An Open Letter to my Fellow Yoruba on sound /h/
Letter h equates a sound in English and it is called glottal fricative. This sound is a problematic one for many people who speak the English Language as a second language. The /h/ sound is present in some words, optional in some words and silent in some other words. It has however been observed that among Yoruba speakers on English, there are also cases of h-insertion and h-omission.
The sound is found in words like: house, abhor, habit, his, her and so on. It is optional in a word like hotel, which means you may pronounce the word with the glottal fricative sound or leave it out. The sound is not found in words like honour and hour despite the presence of letter h.
Research has shown however that Yoruba speakers of English struggle with this sound and with them are the instances of h insertion and h deletion. In my personal experience, I was once told by a year 5 student when I served in the eastern part of Nigeria that, "Sir, have you observed we laugh collectively when you teach sometimes? It happens anytime you're supposed to pronounce a word with h and you leave out the h." This explains the truth that many Nigerians from the western part struggle with this sound irrespective of our level of education. Aside the three cases of h-ful words (words pronounced with the h sound), h-less words (words pronounced without the h sound) and h-variant words (words that can be pronounced with or without the h), it has been observed that Yoruba have instances of h omission and h insertion.

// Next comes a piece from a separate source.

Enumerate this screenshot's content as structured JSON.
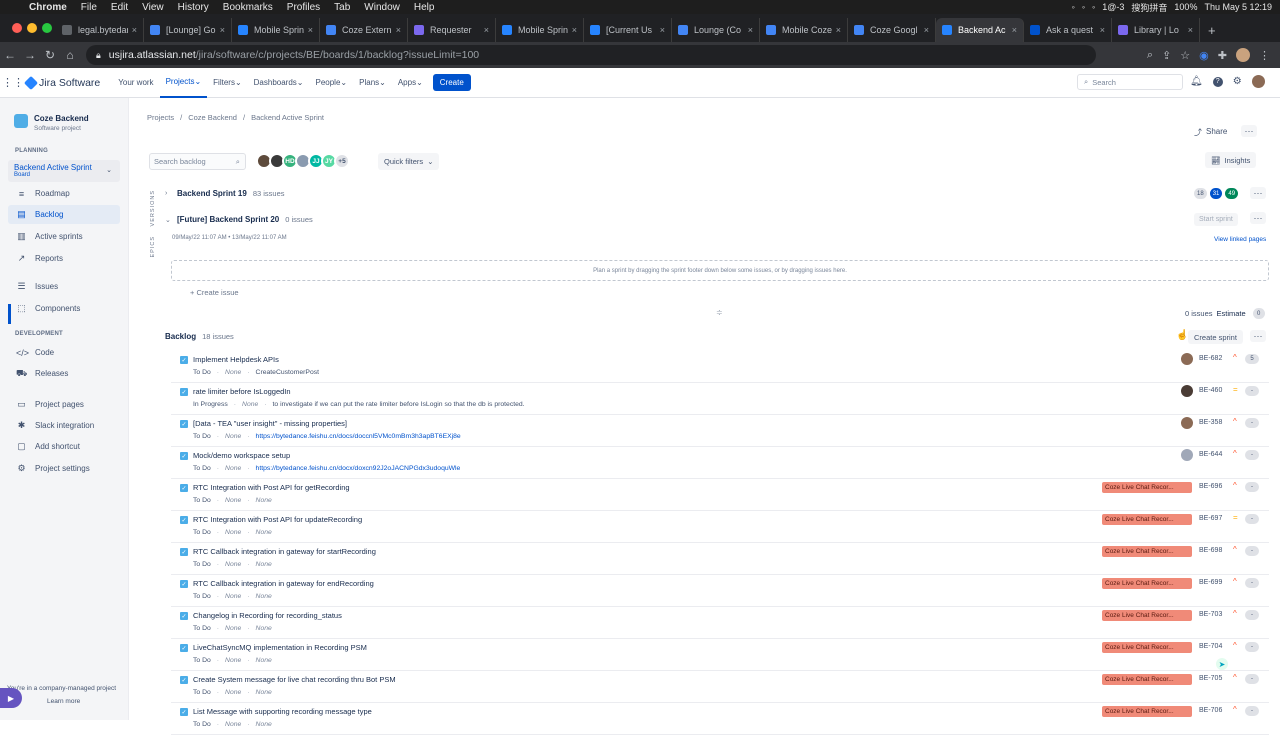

We talk about h omission when we remove the h sound in h-ful words like houses, abhor, help, harass, hamper, his and so on and h-insertion happens when we insert the sound h into h-less words like egg, ate, earn and many other words. The simple truth is that, like the vowel sounds we have in words like birth and word, the glottal fricative /h/ is another sound that is not found in the Yoruba phonemic repertoire.
Anyone who hopes to speak the English language without blemish must pay attention to words with the h sound, words with letter h but that do not have the sound, words with letter h but that may or may not take h sound, words where we erroneously omit the h sound and words where we incorrectly insert the h sound. The articulation of sounds that are not found in the phonemic inventory of one's language must be done with deliberate effort and carefulness to avoid cases of linguistic interference and also to be able to communicate with global intelligibility.

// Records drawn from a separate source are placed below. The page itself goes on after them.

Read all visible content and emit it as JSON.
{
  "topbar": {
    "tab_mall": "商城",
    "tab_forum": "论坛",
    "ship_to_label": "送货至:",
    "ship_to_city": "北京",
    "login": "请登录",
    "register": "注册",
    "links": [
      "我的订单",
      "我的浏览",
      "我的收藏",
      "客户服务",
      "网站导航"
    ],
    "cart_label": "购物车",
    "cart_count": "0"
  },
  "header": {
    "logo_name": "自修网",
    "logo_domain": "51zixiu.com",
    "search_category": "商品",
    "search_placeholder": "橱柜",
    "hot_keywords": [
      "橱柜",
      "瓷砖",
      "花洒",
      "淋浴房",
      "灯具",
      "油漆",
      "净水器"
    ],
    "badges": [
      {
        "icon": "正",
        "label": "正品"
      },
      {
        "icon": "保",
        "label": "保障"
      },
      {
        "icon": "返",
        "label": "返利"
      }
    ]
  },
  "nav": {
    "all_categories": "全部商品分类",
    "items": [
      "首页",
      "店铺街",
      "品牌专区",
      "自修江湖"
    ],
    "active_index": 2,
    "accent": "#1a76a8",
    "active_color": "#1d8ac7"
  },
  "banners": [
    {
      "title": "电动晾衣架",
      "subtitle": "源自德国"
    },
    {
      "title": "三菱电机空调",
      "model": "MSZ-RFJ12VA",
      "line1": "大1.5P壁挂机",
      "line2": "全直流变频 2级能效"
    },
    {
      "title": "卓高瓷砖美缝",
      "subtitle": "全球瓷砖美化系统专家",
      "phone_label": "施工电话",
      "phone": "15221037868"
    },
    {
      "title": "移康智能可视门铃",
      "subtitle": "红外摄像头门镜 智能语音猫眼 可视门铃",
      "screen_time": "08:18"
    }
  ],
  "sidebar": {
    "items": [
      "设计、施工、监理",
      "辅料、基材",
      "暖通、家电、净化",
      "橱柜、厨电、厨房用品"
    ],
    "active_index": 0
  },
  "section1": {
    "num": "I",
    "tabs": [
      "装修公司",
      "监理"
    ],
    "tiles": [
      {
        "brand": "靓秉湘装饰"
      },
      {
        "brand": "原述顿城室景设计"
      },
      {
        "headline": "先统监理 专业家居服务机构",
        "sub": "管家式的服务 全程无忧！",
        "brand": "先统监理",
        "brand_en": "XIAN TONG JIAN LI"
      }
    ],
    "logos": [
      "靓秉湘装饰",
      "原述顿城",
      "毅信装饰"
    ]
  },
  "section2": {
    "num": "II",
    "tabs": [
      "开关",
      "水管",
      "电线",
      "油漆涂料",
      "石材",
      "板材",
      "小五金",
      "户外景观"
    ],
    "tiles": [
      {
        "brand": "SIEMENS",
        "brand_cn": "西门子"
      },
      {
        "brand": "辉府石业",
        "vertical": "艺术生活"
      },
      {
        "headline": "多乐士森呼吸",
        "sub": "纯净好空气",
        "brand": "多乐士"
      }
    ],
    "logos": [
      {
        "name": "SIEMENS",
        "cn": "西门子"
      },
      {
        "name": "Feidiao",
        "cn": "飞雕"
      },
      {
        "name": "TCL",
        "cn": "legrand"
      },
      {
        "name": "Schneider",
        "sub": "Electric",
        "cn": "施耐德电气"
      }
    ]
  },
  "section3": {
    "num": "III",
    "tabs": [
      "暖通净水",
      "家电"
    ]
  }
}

Fluency is a task; you have to take it seriously!
(c) 2018 Ganiu Abisoye Bamgbose (GAB) is a Doctoral student of English, University of Ibadan